A startling conclusion on police brutality

How do you avoid getting shot by the police?

Don't resist arrest.

When you take on the police, you are taking on the community – perhaps not in a fine-grained way, but that is ultimately the transaction.  A few overly aggressive people who make interesting watching can get in front of a camera, but the people running the show are chosen in elections by the community, however imperfect that process may be.

The police are not an imperial, an occupying, or a barbarian force.  They are agents of the community, chosen by the elected officials of the community, who have hired them to "maintain domestic tranquility," in the words of the Constitution, for the benefit of the entire community.  The cop wants to get home to the wife and kids and will use deadly force – with the approval of his employers – to do that.  His patrol is not a tournament.

What is the logic, what is the scenario, of attacking a cop when engaged in a transaction with that cop?  That transaction might be stop and frisk, or it might be getting pulled over, or it might be getting arrested.  None of these things is in your favor.  None of them is going to improve your life.  But they are also facts of life.

Now suppose that in the middle of that transaction, you, as the object of it, attack the cop.  What outcome do you envision?  How do you expect this to play out?  Police get their strength from being in communication with each other and providing back-up for each other, essentially without limit.

Suppose you incapacitate the cop in some way.  That will not be the end of the transaction.  You will be on the cop's video, and it's very likely that back-up is arriving in real time.  The cop's fellow policemen will walk through walls to get to him.  Why do you want to take that on?  If you do get away, having injured the cop, the police as an organization will hunt you down.  Their record at doing so is very, very good.

An arrest is not a battle of equals.  You, indeed, may be the better man.  That is not the point.  By taking on the cop, you are taking on his personal deadly force, and more importantly, you are taking on his organization, the police force, and, by implication, the community.  You are not going to win that engagement.

What have you gained?  What did you expect to gain?

How do you avoid getting shot by the police?

Don't resist arrest.

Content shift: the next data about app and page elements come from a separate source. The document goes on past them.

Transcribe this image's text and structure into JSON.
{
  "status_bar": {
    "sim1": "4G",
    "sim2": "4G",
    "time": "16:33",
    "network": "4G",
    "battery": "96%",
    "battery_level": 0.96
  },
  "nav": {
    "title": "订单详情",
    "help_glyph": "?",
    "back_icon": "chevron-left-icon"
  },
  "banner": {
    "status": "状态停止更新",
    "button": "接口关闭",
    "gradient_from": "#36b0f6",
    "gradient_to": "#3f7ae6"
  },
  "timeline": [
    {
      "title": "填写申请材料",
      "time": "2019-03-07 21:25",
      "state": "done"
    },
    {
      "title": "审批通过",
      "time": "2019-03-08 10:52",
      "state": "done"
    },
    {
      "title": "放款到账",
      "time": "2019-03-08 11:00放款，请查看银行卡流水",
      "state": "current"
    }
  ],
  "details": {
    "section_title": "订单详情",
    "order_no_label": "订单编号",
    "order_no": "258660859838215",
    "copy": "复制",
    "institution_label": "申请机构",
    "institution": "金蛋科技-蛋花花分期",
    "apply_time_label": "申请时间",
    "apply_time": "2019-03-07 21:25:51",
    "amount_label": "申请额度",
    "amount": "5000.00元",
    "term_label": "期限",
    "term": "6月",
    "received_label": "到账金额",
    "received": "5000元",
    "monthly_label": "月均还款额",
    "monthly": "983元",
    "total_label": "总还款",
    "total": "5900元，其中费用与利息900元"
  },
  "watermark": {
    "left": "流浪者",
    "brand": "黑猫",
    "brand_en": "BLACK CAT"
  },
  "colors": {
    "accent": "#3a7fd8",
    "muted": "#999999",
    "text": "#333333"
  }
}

When you take on the police, you are taking on the community – perhaps not in a fine-grained way, but that is ultimately the transaction.  A few overly aggressive people who make interesting watching can get in front of a camera, but the people running the show are chosen in elections by the community, however imperfect that process may be.

The police are not an imperial, an occupying, or a barbarian force.  They are agents of the community, chosen by the elected officials of the community, who have hired them to "maintain domestic tranquility," in the words of the Constitution, for the benefit of the entire community.  The cop wants to get home to the wife and kids and will use deadly force – with the approval of his employers – to do that.  His patrol is not a tournament.

What is the logic, what is the scenario, of attacking a cop when engaged in a transaction with that cop?  That transaction might be stop and frisk, or it might be getting pulled over, or it might be getting arrested.  None of these things is in your favor.  None of them is going to improve your life.  But they are also facts of life.

Now suppose that in the middle of that transaction, you, as the object of it, attack the cop.  What outcome do you envision?  How do you expect this to play out?  Police get their strength from being in communication with each other and providing back-up for each other, essentially without limit.

Suppose you incapacitate the cop in some way.  That will not be the end of the transaction.  You will be on the cop's video, and it's very likely that back-up is arriving in real time.  The cop's fellow policemen will walk through walls to get to him.  Why do you want to take that on?  If you do get away, having injured the cop, the police as an organization will hunt you down.  Their record at doing so is very, very good.

An arrest is not a battle of equals.  You, indeed, may be the better man.  That is not the point.  By taking on the cop, you are taking on his personal deadly force, and more importantly, you are taking on his organization, the police force, and, by implication, the community.  You are not going to win that engagement.

What have you gained?  What did you expect to gain?